* WORK INSTRUCTIONS:
Your answer must consist of every line from the data below that includes the word "true".

[[ THE RECORDS open ]]

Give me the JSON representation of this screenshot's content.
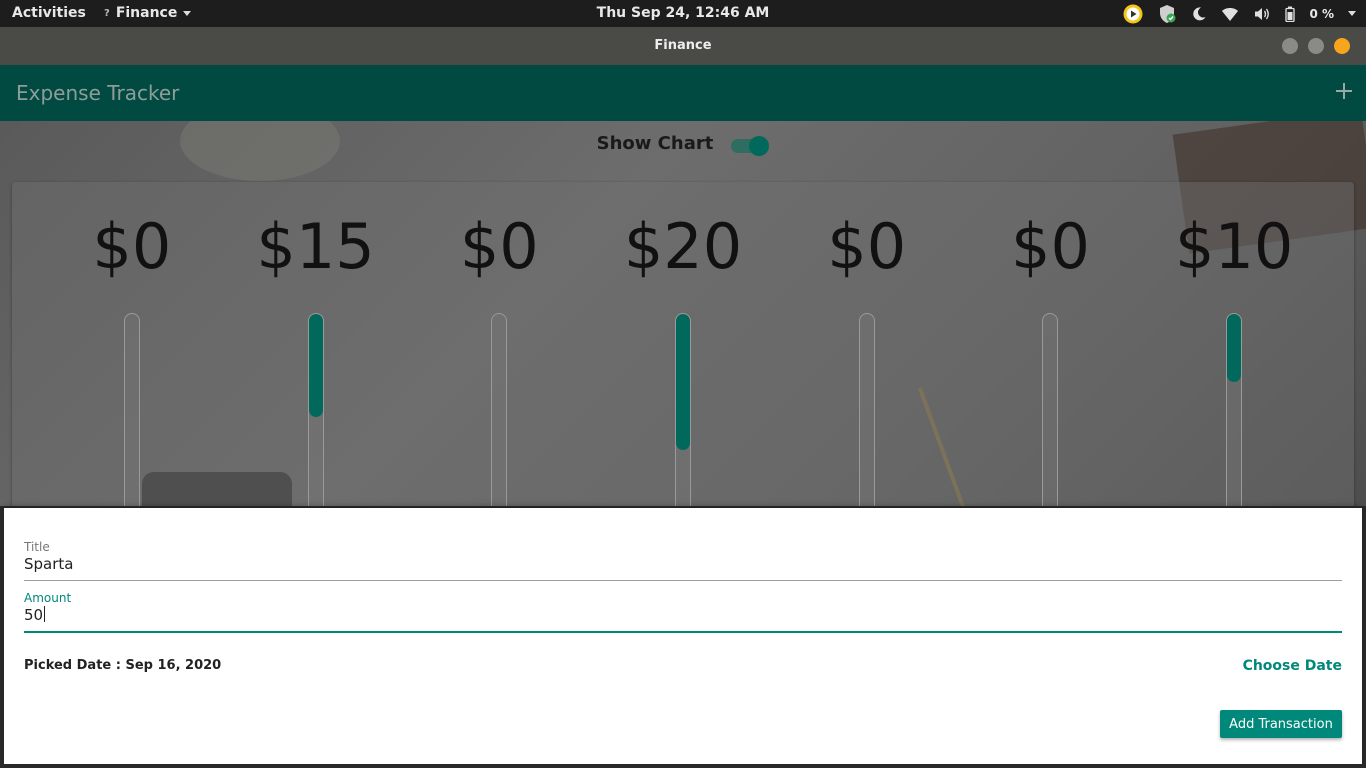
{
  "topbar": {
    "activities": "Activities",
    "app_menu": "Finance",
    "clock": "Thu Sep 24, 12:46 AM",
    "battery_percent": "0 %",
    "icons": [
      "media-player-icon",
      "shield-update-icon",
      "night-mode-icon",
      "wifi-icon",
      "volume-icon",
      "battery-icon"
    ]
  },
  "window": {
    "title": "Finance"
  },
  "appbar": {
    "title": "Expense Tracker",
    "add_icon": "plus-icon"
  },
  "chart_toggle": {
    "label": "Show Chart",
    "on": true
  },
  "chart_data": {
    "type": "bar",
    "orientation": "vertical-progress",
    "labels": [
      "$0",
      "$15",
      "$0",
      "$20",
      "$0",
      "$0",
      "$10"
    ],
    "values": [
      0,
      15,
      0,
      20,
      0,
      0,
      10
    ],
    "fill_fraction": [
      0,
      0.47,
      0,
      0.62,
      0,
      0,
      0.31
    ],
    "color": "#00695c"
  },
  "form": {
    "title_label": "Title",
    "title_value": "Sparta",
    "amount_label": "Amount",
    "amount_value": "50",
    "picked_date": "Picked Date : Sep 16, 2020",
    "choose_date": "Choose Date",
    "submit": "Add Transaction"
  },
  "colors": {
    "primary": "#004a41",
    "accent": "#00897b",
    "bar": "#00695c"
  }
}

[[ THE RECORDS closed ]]
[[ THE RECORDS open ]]

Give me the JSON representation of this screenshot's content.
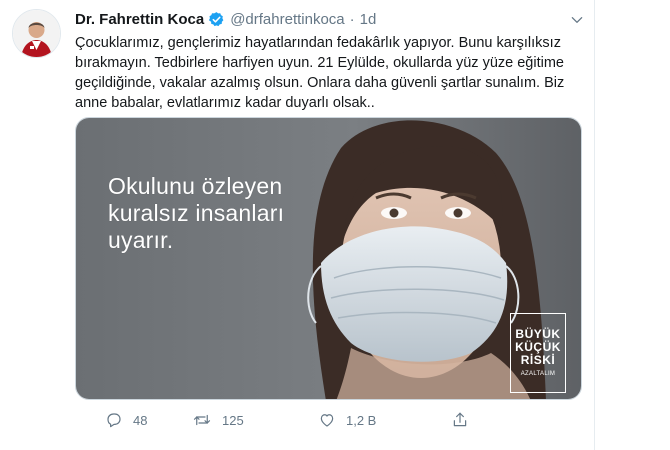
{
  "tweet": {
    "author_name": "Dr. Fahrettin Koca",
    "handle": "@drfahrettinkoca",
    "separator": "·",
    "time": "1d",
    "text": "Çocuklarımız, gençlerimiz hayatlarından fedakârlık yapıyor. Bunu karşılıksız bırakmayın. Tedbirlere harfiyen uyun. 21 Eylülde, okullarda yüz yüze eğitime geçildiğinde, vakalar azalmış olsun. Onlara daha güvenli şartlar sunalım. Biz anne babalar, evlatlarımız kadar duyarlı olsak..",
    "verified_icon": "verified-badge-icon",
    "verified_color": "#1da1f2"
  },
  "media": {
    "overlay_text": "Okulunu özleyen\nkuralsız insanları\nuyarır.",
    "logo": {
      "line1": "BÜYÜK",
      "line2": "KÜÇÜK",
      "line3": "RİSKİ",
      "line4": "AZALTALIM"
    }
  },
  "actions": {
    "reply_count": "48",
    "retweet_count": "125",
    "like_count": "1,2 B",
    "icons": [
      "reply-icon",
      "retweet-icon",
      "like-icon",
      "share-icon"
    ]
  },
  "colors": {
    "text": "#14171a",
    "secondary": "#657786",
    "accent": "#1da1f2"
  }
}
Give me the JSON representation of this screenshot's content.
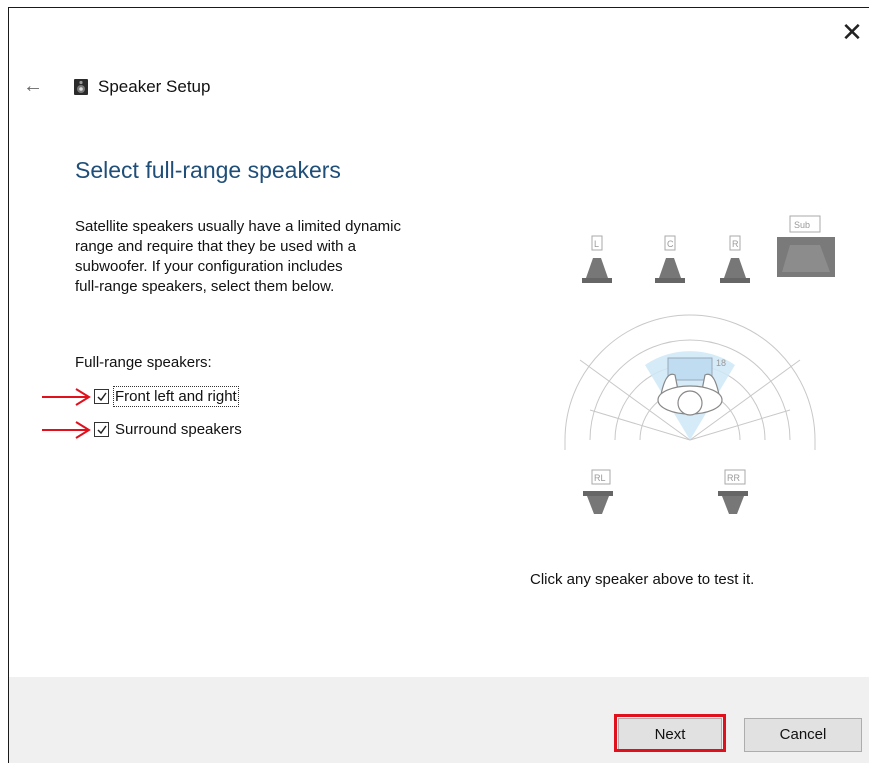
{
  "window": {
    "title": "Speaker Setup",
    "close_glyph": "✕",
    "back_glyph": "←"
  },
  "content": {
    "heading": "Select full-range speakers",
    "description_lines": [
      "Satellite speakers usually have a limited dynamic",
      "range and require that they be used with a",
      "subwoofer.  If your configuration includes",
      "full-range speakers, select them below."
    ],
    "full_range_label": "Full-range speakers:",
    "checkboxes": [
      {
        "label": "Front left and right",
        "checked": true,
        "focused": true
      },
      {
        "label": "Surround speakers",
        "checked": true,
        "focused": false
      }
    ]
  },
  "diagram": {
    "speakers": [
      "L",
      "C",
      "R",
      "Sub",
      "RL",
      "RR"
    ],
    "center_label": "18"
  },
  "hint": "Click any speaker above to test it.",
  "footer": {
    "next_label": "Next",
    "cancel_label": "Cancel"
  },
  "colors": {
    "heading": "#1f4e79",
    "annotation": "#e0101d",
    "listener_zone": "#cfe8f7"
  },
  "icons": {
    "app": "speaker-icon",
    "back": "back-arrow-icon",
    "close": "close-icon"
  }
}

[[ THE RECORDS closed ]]
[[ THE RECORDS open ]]

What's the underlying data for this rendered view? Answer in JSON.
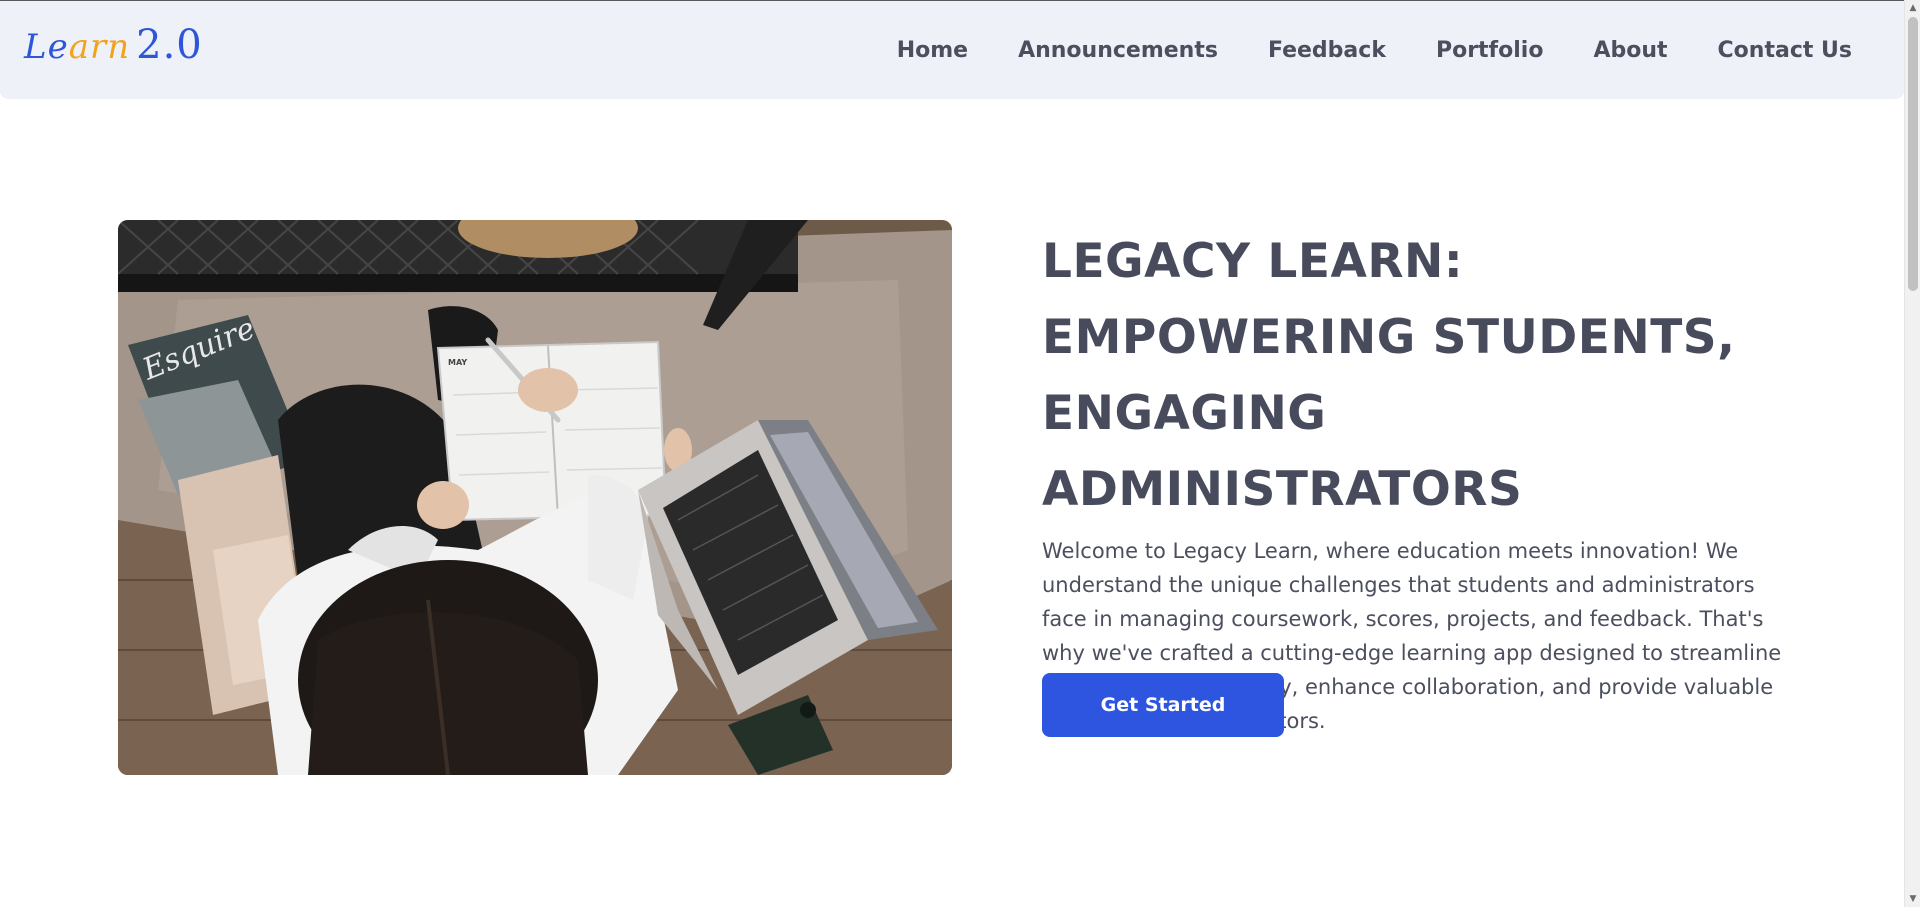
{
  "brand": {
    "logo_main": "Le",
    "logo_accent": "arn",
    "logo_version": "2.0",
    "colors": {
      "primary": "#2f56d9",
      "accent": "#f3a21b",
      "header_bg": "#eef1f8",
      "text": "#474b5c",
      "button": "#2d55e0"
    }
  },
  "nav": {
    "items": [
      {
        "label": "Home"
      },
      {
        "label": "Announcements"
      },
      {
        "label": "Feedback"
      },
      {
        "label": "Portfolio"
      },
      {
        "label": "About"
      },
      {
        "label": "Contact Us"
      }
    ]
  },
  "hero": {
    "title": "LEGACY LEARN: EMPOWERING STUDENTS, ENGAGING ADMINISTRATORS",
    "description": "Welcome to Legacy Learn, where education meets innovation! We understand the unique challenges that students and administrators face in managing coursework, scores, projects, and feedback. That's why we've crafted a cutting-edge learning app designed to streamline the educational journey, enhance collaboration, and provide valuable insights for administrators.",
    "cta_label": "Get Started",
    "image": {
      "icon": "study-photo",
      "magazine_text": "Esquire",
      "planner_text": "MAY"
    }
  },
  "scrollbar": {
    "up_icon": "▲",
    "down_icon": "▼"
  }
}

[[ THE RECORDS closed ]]

* SOLUTION TO THE PROBLEM:
    "on": true
        "checked": true,
        "focused": true
        "checked": true,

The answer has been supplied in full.